Tuesday, February 16, 2010

Challenge Your Property Assessment - March 1st deadline

By: Rep Mike Jacobs

In the ongoing housing slump, I frequently receive e-mails from constituents who are concerned that the market value of their home is less than its assessed value for property tax purposes. The question all of these homeowners ask is the same: What can they do about it?

The answer: File a Georgia property tax return.

If you believe that the sale prices of comparable homes in your neighborhood have fallen to the point that the county now uses a higher value to calculate your property taxes than you could get if you put your home on the market, Georgia law allows you to tell the DeKalb County tax assessors what the current fair market value of your property is. This will force the assessors to review your property assessment.

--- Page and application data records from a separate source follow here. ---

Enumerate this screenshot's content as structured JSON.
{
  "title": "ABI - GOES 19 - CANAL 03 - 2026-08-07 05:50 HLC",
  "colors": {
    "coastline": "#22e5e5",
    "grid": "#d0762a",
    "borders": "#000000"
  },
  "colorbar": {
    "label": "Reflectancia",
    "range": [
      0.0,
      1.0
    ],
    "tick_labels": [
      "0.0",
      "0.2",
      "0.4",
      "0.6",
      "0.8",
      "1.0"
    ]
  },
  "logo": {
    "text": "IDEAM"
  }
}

It is not necessary to wait for your property to be reassessed.

To do so, you will need to file a Form PT-50R (click for a fill-and-print PDF version; Adobe Reader is required) so that it is received no later than March 1 at the following address:

DeKalb County Property Appraisal Department
120 West Trinity Place, Room 208
Decatur, GA 30030

To fill out the form, you will need certain information about your property that can be found in DeKalb’s property tax records. Click here to search the property tax records for your street address.

For further information, click here for an AJC article and here for a Georgia Department of Revenue web page about property tax returns.

In case you need to contact them directly, the telephone number for the DeKalb County Property Appraisal Department is (404) 371-0841.

Remember, March 1 is the deadline to use this process to challenge your property assessment if you believe your assessment is “upside down” compared to the fair market value of your home.

1 comment:

John Heneghan said...

I really respect Rep. Mike Jacobs

Rep. Jacobs, county in tiff over stimulus bond votes

State Rep. Mike Jacobs (R-DeKalb) and DeKalb County officials are battling over the use of property taxes to repay or guarantee payments on public development bonds without a taxpayer referendum.

Jacobs says he understands DeKalb has been granted about $50 million in federal economic recovery stimulus funds and the county would like to use the Economic Recovery and Facility Bonds for funding of public development projects.

The federal government will pay 45 percent of the interest payments associated with the public facility bonds. DeKalb County must repay the principle and the remaining 55 percent of the interest on those bonds.

Jacobs said the county may also have another $30 million for use for private developments, but private developers are responsible for repaying those bonds and the interest.

DeKalb County CEO Burrell Ellis, who already has called for a 1.8 mill tax increase to support his budget for the coming fiscal year, apparently wants to pay the public facility bond interest and repay the bonds using 1 mill of county property tax revenues, Jacobs said.

But, there is a glitch in that plan. Jacobs had a law passed in 2007 that restricts counties from committing property tax funds to repay the principle and interest on public facility development bonds without a taxpayer vote.

Jacobs' change to the state code, which was directly aimed at DeKalb County at the time, withstood a challenge and was upheld by the Georgia Supreme Court.

Jacobs said he had recently been asked by DeKalb officials to amend his 2007 action so that the county would be able to bypass a referendum in its attempt to use 1 mill of property taxes to pay off the principle and interest obligations for public facility bonds used to repay the federal economic stimulus funds.

Jacobs said his answer was short: "No."

Click the link above for the rest of the story...